Avoid the approach of giving exercise an “all or nothing” focus – you don’t have to have an exercise plan resembling that of a gold medal Olympic athlete. Try a different variety of cardio and strength exercises and stick with those you enjoy doing. If you enjoy your exercise routine, you’ll look forward to it and have more success.

Explore your options – have an open mind and try something new if you become bored or start to view exercise as a repetitive chore. Mix up your cardio to include swimming, studio cycle classes, boxing, or martial arts. Try tai chi or yoga if you need to still your mind. Trade out your indoor cycle session for an outdoor bike ride in nice weather. A new approach will keep your interest and help you do regular exercise.

Avoid fitness stereotyping – barbells and weights don’t cause women who use them to become physically bulky and these fitness tools aren’t for men only. Additionally, Zumba and other dance fitness routines are enjoyed by both men and women of all ages.

Dismiss feelings of “gymtimidation” – you don’t have to go above and beyond your abilities whether at home or working out in a gym. Manage what you’re safely capable without guilt of achieving cultural expectations or norms. If you aren’t sure how to use equipment, ask the staff trainer to show you. If you do plan to use a fitness facility, request a tour that includes showing you how to use equipment and sign up for some personal training sessions with a certified trainer to help you devise a regular exercise plan.

Creative Ways to Stay Active

Physical exercise doesn’t just mean using weight machines or equipment or taking a virtual or in-person fitness class – it can be anything that requires physical exertion. Here are some creative ways to get moving and fit while getting things done:

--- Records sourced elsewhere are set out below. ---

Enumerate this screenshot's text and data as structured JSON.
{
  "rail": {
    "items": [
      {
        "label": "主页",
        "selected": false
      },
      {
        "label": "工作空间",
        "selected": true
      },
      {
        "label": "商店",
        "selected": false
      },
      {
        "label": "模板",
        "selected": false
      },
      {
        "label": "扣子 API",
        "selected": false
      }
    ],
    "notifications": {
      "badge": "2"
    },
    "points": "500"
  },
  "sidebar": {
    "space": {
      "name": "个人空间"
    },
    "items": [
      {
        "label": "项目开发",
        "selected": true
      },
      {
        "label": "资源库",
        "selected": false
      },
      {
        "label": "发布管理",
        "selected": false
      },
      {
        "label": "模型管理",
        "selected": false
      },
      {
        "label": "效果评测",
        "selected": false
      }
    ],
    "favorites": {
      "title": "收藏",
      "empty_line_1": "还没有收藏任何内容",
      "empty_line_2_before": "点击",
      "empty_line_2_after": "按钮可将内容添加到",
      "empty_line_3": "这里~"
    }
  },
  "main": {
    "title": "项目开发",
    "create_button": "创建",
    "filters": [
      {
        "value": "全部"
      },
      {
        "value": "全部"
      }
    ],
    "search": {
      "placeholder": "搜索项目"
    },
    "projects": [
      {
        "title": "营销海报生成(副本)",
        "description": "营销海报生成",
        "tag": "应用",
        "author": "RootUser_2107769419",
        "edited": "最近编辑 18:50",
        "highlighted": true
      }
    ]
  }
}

Clean house – vacuuming, mopping, scrubbing a bathtub or floor, washing windows, and cleaning all burn calories. Wear a fitness tracker the next time you do chores and you may be surprised at the results.

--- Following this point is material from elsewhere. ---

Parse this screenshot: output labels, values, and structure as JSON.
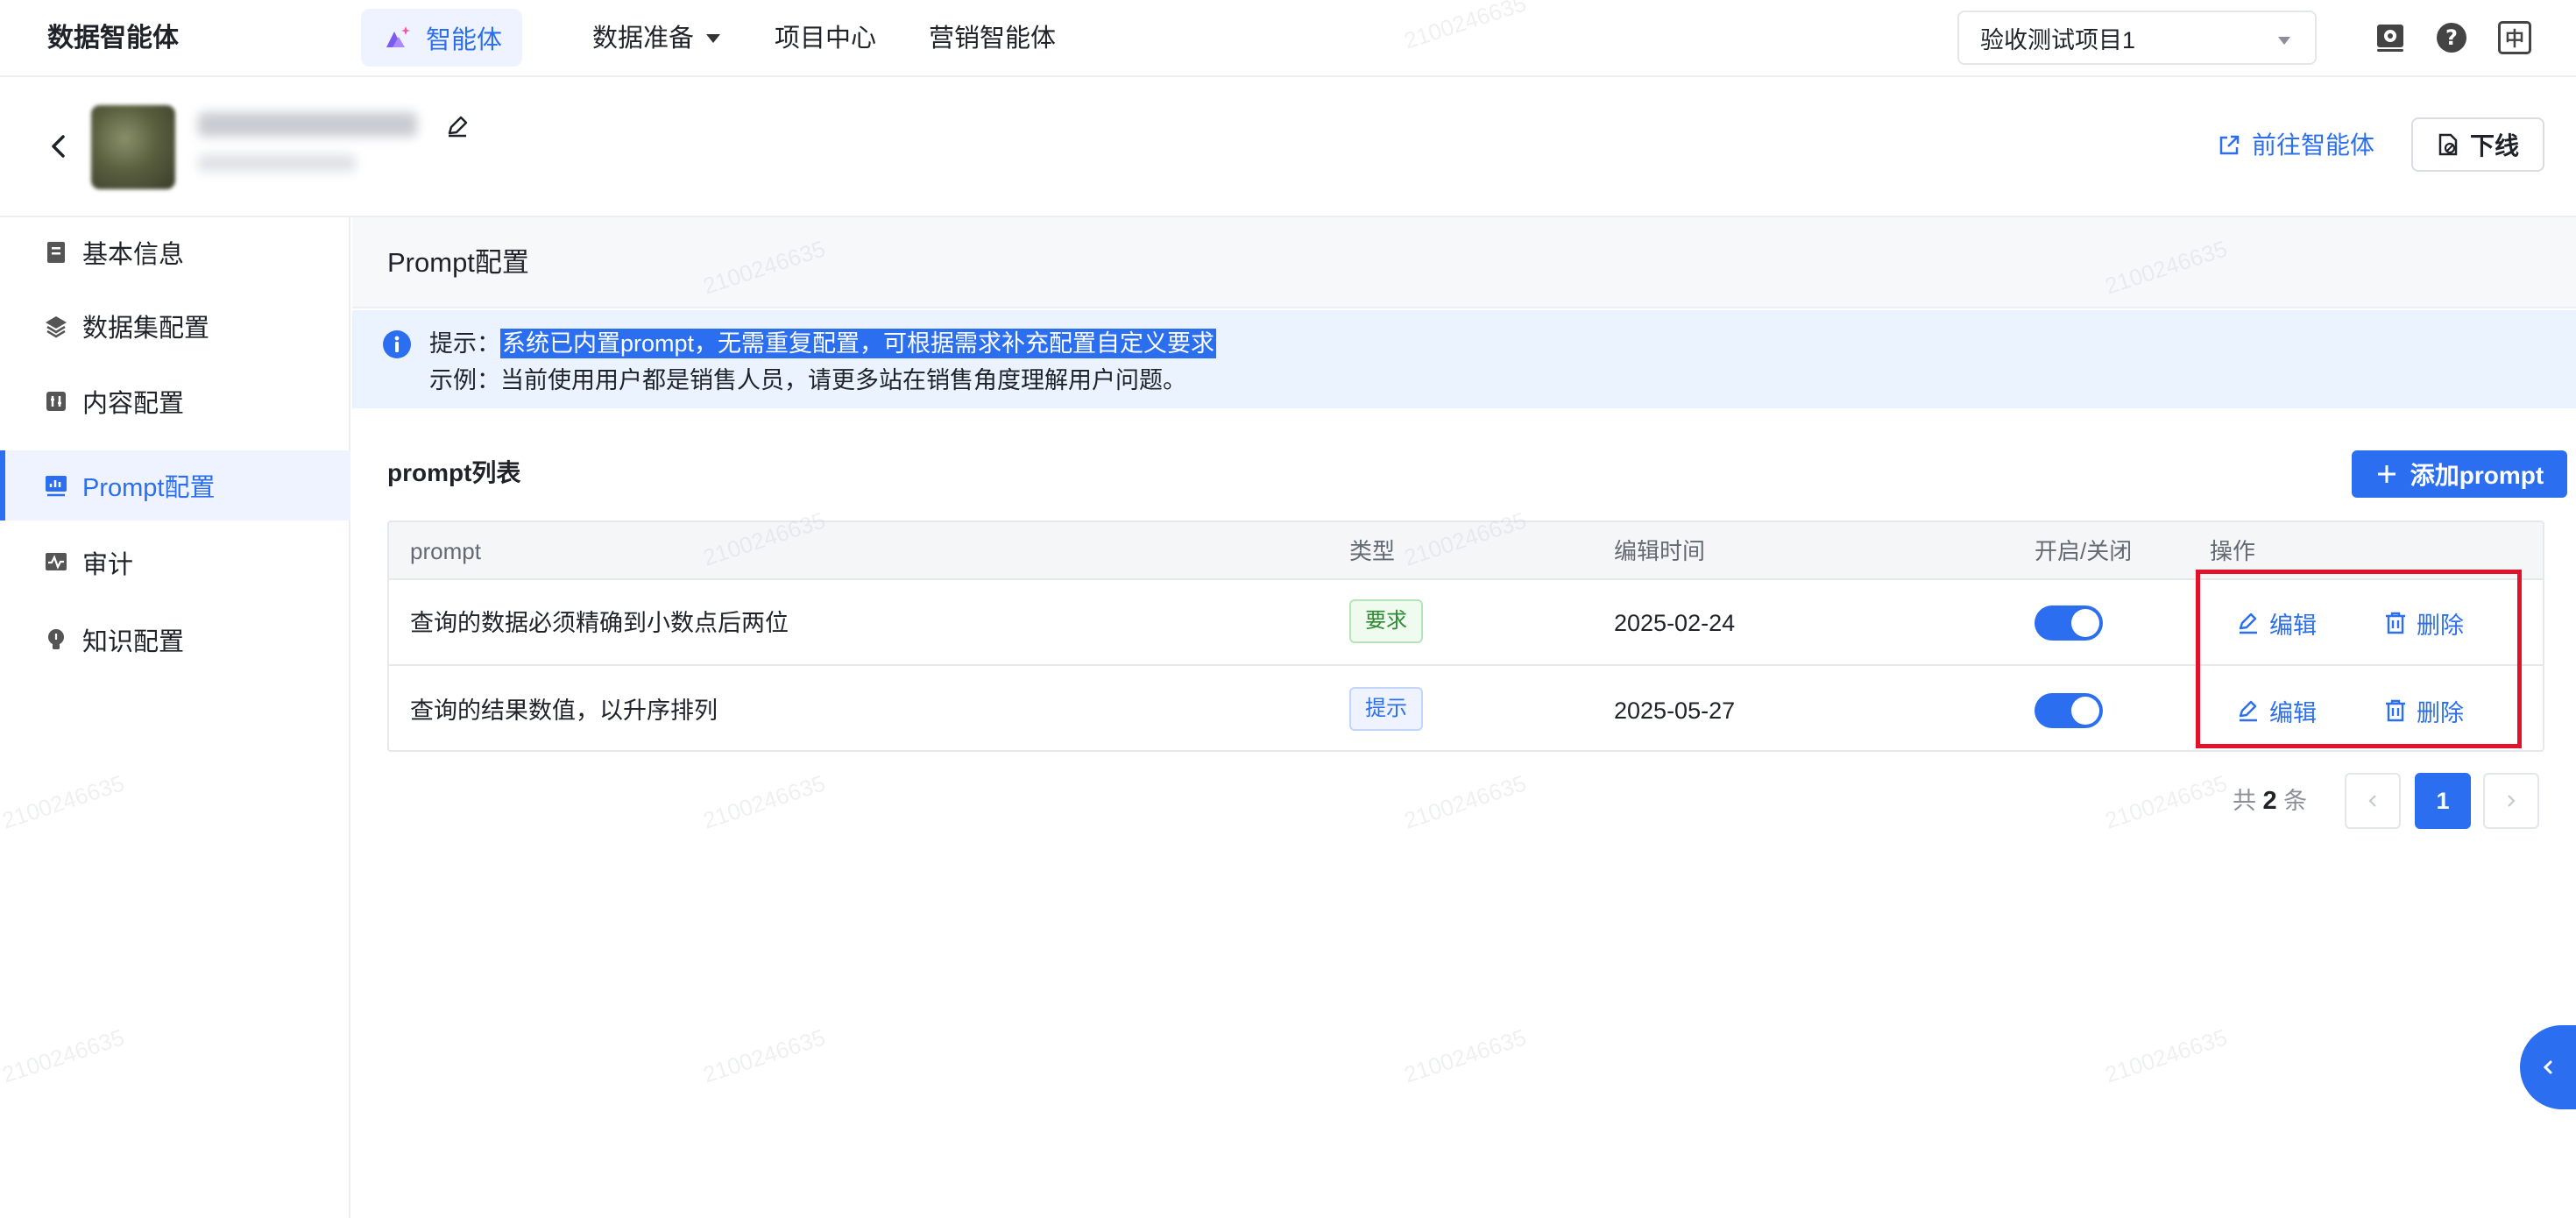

Step it up – always take stairs whether traveling to and from work, running errands or going to appointments, for a short burst of cardio. When driving, park so that you need to walk the rest of the way to your destination. Those steps add up to healthy milestones!

Child’s play – play outdoor games or enjoy the variety of playground equipment at a favorite park with your kids or grandkids. Bad weather? No problem – put on some silly movement videos or your own music and play “Simon Says,” incorporating jumping jacks, mountain climbers, toe touches and other exercises that can be done in a small area.  Not only will you create memories, you’ll get some fun exercise as a healthy bonus.

Dig in – gardening, landscaping and lawncare are great ways to get some physical exercise. You get fresh air, sunshine, plus create a place brimming with eye-appealing, fragrant blooms or a cornucopia of delicious fruits and veggies you can use for prepping healthy meals in the colder months to come.

Let’s dance – dancing is another form of exercise that burns calories. Enjoy dance night with your kids or partner, take a dance class with your spouse, or enjoy a fitness dance class on your big screen TV with some gal pals or your kids. Put together a playlist of favorite tunes to keep everyone moving.

Take a hike – venture to the mountains or park and take in the scenery. Not only will being outdoors calm your mind, hiking is a great exercise that affords you opportunity to enjoy nature while being physically active.

Ride a bike – go for a neighborhood adventure or to your local rail/trail with your spouse and kids for a bike ride. You’ll enjoy family time together that’s both healthy and fun! You could also bike to work or to get errands accomplished.

Being active can help you live a longer, healthier life, no matter your age, your abilities or when you start regular physical exercise. There are many exercises and stretches you can do at any age to improve both your physical and mental health and well-being. While it’s important to be active, it’s also important to be safe and know how to prevent injuries.

Your Capital Women’s Care team is here for you should you have questions or concerns relating to regular physical exercise. Our team of knowledgeable professionals can help you devise and integrate an exercise program into your overall personal care plan so you can enjoy a long, healthy life.